_YOUR OBJECTIVE_.
The following data is to be repeated exactly, its pictures excluded.

Collection entries
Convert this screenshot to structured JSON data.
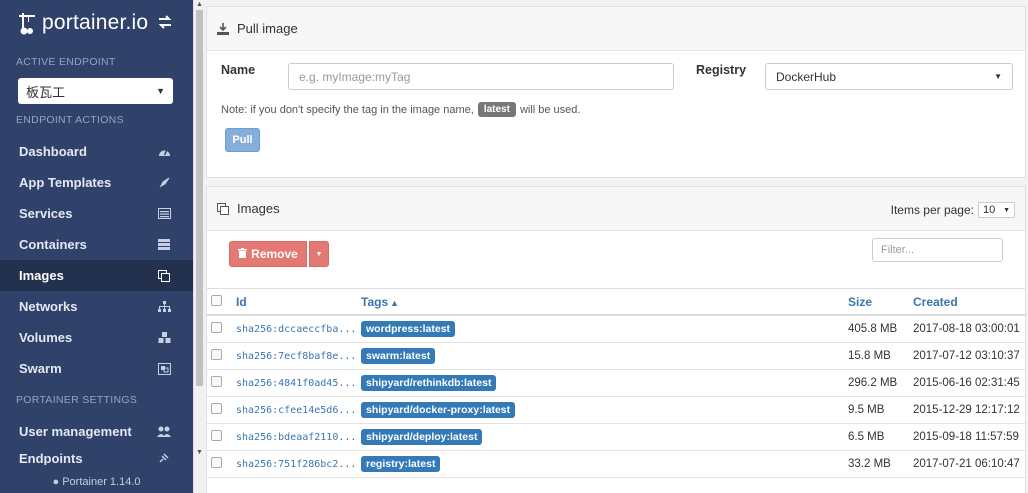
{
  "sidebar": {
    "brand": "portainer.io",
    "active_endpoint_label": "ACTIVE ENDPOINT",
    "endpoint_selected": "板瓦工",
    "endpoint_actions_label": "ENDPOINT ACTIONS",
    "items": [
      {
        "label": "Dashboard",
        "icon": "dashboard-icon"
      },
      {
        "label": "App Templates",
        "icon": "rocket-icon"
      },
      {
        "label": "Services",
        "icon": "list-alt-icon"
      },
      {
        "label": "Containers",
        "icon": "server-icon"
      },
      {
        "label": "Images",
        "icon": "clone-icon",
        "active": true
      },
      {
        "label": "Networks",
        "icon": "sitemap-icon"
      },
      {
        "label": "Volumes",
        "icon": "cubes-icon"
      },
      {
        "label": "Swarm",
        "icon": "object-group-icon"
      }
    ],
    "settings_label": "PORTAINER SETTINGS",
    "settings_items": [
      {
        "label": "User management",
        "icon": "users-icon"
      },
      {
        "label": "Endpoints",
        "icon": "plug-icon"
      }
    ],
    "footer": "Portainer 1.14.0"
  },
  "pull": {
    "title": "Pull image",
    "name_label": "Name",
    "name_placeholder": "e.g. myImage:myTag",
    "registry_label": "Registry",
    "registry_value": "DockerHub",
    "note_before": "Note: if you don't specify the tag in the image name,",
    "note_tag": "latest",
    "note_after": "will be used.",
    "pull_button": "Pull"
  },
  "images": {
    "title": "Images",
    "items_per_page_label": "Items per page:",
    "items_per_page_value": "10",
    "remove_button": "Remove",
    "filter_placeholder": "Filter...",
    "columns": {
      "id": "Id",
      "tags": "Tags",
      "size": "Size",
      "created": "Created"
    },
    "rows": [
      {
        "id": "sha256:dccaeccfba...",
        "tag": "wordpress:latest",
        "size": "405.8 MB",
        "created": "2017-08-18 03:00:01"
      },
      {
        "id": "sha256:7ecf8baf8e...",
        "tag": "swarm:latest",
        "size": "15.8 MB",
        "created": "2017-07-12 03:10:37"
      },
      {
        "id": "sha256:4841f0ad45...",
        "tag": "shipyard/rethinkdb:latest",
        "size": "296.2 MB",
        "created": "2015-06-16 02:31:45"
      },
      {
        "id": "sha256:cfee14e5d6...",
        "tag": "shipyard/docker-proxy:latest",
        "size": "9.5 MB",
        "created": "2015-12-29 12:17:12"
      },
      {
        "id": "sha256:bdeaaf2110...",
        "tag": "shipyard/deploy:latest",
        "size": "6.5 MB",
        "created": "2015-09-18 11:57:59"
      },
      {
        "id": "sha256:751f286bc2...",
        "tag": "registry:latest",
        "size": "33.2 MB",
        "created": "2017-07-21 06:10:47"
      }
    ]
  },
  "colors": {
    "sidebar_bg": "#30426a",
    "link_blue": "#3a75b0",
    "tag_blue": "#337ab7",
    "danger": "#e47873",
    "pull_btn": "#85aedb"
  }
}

_ANSWER TO THIS PROBLEM_.
Convert this screenshot to structured JSON data.
{
  "sidebar": {
    "brand": "portainer.io",
    "active_endpoint_label": "ACTIVE ENDPOINT",
    "endpoint_selected": "板瓦工",
    "endpoint_actions_label": "ENDPOINT ACTIONS",
    "items": [
      {
        "label": "Dashboard",
        "icon": "dashboard-icon"
      },
      {
        "label": "App Templates",
        "icon": "rocket-icon"
      },
      {
        "label": "Services",
        "icon": "list-alt-icon"
      },
      {
        "label": "Containers",
        "icon": "server-icon"
      },
      {
        "label": "Images",
        "icon": "clone-icon",
        "active": true
      },
      {
        "label": "Networks",
        "icon": "sitemap-icon"
      },
      {
        "label": "Volumes",
        "icon": "cubes-icon"
      },
      {
        "label": "Swarm",
        "icon": "object-group-icon"
      }
    ],
    "settings_label": "PORTAINER SETTINGS",
    "settings_items": [
      {
        "label": "User management",
        "icon": "users-icon"
      },
      {
        "label": "Endpoints",
        "icon": "plug-icon"
      }
    ],
    "footer": "Portainer 1.14.0"
  },
  "pull": {
    "title": "Pull image",
    "name_label": "Name",
    "name_placeholder": "e.g. myImage:myTag",
    "registry_label": "Registry",
    "registry_value": "DockerHub",
    "note_before": "Note: if you don't specify the tag in the image name,",
    "note_tag": "latest",
    "note_after": "will be used.",
    "pull_button": "Pull"
  },
  "images": {
    "title": "Images",
    "items_per_page_label": "Items per page:",
    "items_per_page_value": "10",
    "remove_button": "Remove",
    "filter_placeholder": "Filter...",
    "columns": {
      "id": "Id",
      "tags": "Tags",
      "size": "Size",
      "created": "Created"
    },
    "rows": [
      {
        "id": "sha256:dccaeccfba...",
        "tag": "wordpress:latest",
        "size": "405.8 MB",
        "created": "2017-08-18 03:00:01"
      },
      {
        "id": "sha256:7ecf8baf8e...",
        "tag": "swarm:latest",
        "size": "15.8 MB",
        "created": "2017-07-12 03:10:37"
      },
      {
        "id": "sha256:4841f0ad45...",
        "tag": "shipyard/rethinkdb:latest",
        "size": "296.2 MB",
        "created": "2015-06-16 02:31:45"
      },
      {
        "id": "sha256:cfee14e5d6...",
        "tag": "shipyard/docker-proxy:latest",
        "size": "9.5 MB",
        "created": "2015-12-29 12:17:12"
      },
      {
        "id": "sha256:bdeaaf2110...",
        "tag": "shipyard/deploy:latest",
        "size": "6.5 MB",
        "created": "2015-09-18 11:57:59"
      },
      {
        "id": "sha256:751f286bc2...",
        "tag": "registry:latest",
        "size": "33.2 MB",
        "created": "2017-07-21 06:10:47"
      }
    ]
  },
  "colors": {
    "sidebar_bg": "#30426a",
    "link_blue": "#3a75b0",
    "tag_blue": "#337ab7",
    "danger": "#e47873",
    "pull_btn": "#85aedb"
  }
}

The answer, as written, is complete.